A media story by The Wildlife Society can be found at: https://wildlife.org/jwm-integrating-yurok-knowledge-and-wildlife-management/?fbclid=IwAR2QwFZq9PPjyE2ZyGI4JlDW7P41_IMw2QhKCLlr-Q1Fgjf

Submitted: February 1, 2022

Student Allison Huysman and Matt Johnson Wildlife

Former graduate student Allison Huysman and advisor Matt Johnson (wildlife) published a paper in Ecology & Evolution. The paper documents how barn owls responded to wildfires in Napa Valley.
https://wildlife.humboldt.edu/sites/default/files/johnson/pdf/huysman_j…

Submitted: December 17, 2021

Student Brooks Estes, Matt Johnson Wildlife

Former Environment & Community Master's student Brooks Estes and her advisor Dr. Matt Johnson (Wildlife) recently published a paper in the journal California Fish and Wildlife about winegrape growers' environmental values. URL: https://nrm.dfg.ca.gov/FileHandler.ashx?DocumentID=195584&inline

Submitted: November 16, 2021

Faculty Dan Barton Wildlife

A new cooperative grant from the Bureau of Land Management to HSU will support graduate students working with Wildlife faculty member Dan Barton to study conservation of seabirds and the Trinidad Seabird Protection Network around Trinidad Head and Sue-Meg over the next three years.

Submitted: November 2, 2021

Faculty Dan Barton Wildlife

Working with colleagues from four other institutions around the country, Wildlife faculty member Dan Barton co-organized and facilitated a workshop "Active Learning in the Wildlife Classroom: Engaging students beyond the field" with 30 participants at the annual meeting of The Wildlife Society in early November 2021.

Submitted: November 2, 2021

Student Janelle Chojnacki Wildlife

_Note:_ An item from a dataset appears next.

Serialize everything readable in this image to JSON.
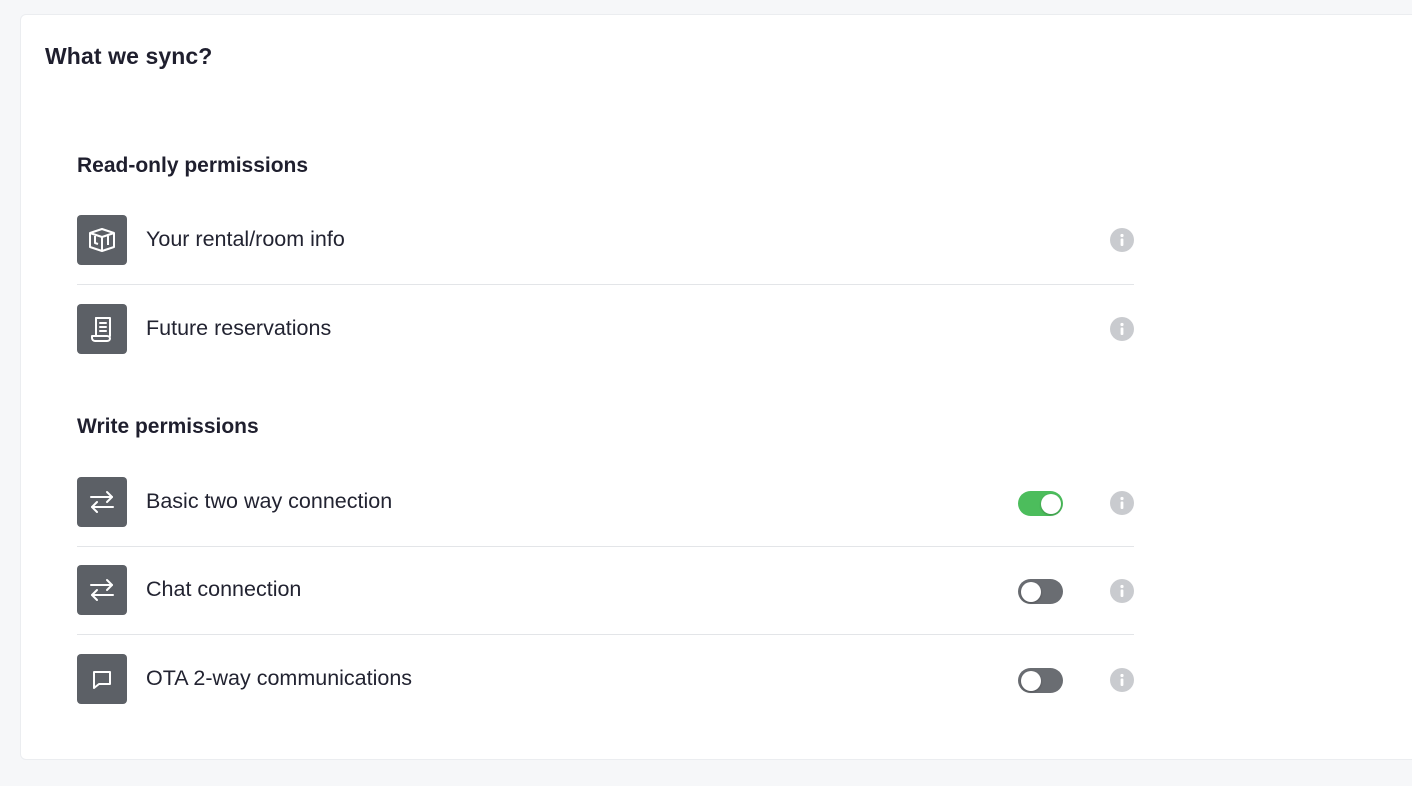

Wildlife graduate student Janelle Chojnacki has received a grant from The Nuttall Ornithological Club to fund her research into the foraging behavior of common ravens, and their predator impact on the western snowy plover, a federally threatened bird. The project aims to address the causal factors related to increased raven abundance and proximity to plover nesting areas to provide conservation practitioners with useful information for identifying key areas to focus mitigation efforts. Results will be applicable to other prey species throughout ravens’ range in North America.

Chojnacki received the award working in collaboration with her graduate advisor, Dr. Barbara Clucas.

Submitted: November 1, 2021

Faculty Frank Fogarty Wildlife

Frank Fogarty (Wildlife) published a new paper demonstrating that observational data can be useful for predicting songbird nest sites in Ibis. https://onlinelibrary.wiley.com/doi/10.1111/ibi.13020

Submitted: October 13, 2021